“It’s completely false,” Monce says. “I don’t know why he’s painting that picture, but the reality is that anything that was spent in a bar or restaurant was very reasonable in nature when you look at any business, including video game companies. It was part of our operating budget, it’s not anything that was excessive. It was all reported to the IRS. The picture he’s painting about that is 100 percent bull****.”
Monce and Staley’s theory is that when Ant Simulator started growing in popularity, Tereshinski wanted to take the profits for himself, which they opposed. At this point, Tereshinski allegedly took control of bank, social media, and website accounts, which removed any opportunity for embezzlement. After making his recent accusations and leaving the company, Tereshinski edited the Eteeski home page to consist solely of biographies of Monce and Staley.
“The important thing to realize is that the ETeeski team wasn’t just us three,” Staley said. “We had a lot of contractors. Nine or ten people who worked on this game. Models, rigging, our environmental art, and our human art, were all done through contractors … He’s making this claim that we spent all this money on expensive entertainment, and that’s completely false. We paid all these people who worked for us.”
Source: Game Informer
Original Story: Video game projects are cancelled all the time, and even crowdfunding support can’t guarantee success. But game development rarely closes as dramatically as Ant Simulator did last weekend. In a new video, lead developer Eric Tereshinski claims the project is ending after his Eteeski business partners spent campaign money at bars and strip clubs.
“This is going to be the worst video I’ve ever had to make,” Tereshinski said. “I can’t work on Ant Simulator anymore. I recently found out my ex-business partners were secretly stealing company money. They had secretly spent the overwhelming majority of both our Kickstarter money and the Ant Simulator investment money on liquor, restaurants, bars, and even strippers.

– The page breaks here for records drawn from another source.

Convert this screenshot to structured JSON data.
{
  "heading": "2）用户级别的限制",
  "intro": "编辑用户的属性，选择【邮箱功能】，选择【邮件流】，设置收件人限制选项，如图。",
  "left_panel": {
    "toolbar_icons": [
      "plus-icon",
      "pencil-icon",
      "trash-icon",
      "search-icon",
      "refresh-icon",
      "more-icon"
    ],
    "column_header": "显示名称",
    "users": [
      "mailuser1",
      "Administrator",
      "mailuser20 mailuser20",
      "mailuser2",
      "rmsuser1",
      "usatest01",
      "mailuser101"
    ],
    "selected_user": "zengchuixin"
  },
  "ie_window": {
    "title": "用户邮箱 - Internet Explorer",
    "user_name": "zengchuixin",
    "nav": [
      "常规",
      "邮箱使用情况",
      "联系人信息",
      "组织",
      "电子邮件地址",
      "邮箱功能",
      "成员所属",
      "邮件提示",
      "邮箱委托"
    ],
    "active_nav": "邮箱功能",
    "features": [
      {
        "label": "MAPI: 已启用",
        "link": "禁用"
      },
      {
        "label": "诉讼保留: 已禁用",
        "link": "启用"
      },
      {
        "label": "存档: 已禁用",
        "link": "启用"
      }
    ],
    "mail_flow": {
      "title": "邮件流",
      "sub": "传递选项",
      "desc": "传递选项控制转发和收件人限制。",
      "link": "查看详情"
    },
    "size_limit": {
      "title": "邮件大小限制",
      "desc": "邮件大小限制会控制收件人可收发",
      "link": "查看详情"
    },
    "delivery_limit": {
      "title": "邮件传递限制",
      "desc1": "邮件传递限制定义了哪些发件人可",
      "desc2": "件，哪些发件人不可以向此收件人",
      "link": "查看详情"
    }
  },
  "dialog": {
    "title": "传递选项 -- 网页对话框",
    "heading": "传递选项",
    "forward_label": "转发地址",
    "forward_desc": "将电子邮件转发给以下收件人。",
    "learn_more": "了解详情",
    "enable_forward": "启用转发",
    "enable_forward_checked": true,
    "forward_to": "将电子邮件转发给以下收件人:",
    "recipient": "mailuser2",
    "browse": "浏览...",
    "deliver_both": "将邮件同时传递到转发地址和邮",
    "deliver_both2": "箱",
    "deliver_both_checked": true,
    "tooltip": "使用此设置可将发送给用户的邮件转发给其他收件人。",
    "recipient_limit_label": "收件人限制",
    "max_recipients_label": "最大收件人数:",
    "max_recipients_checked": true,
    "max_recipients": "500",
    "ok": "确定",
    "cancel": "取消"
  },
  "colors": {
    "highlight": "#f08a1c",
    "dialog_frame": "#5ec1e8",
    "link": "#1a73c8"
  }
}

This is the reason it has become exceedingly clear to me that I cannot have my career associated with these guys.”
Ant Simulator‘s goal was to let players build and fortify ant colonies by taking direct control of worker and soldier ants in a giant natural setting. Funding seems to have been provided by a Kickstarter campaign for Ultimate gamedev tutorials, independent Ant Simulator crowdfunding, and limited early access preorders.
“I’m very pissed off I lost money,” Tereshinski continues. “I lost over a year in work. And I lost a game that I loved, and I was proud of, and I was really looking forward to releasing on Steam and PS4. It was supposed to be my first big step in really taking a shot at making video games as a career. But I have to start over now.”
Tereshinski adds that he cannot continue Ant Simulator‘s development independently, since his work was contracted under Eteeski. Which is a shame – Ant Simulator‘s screenshots and videos looked gorgeous, and the concept could have made for a highly unique game. Tereshinski is currently looking into ways to provide Ant Simulator refunds to early adopters.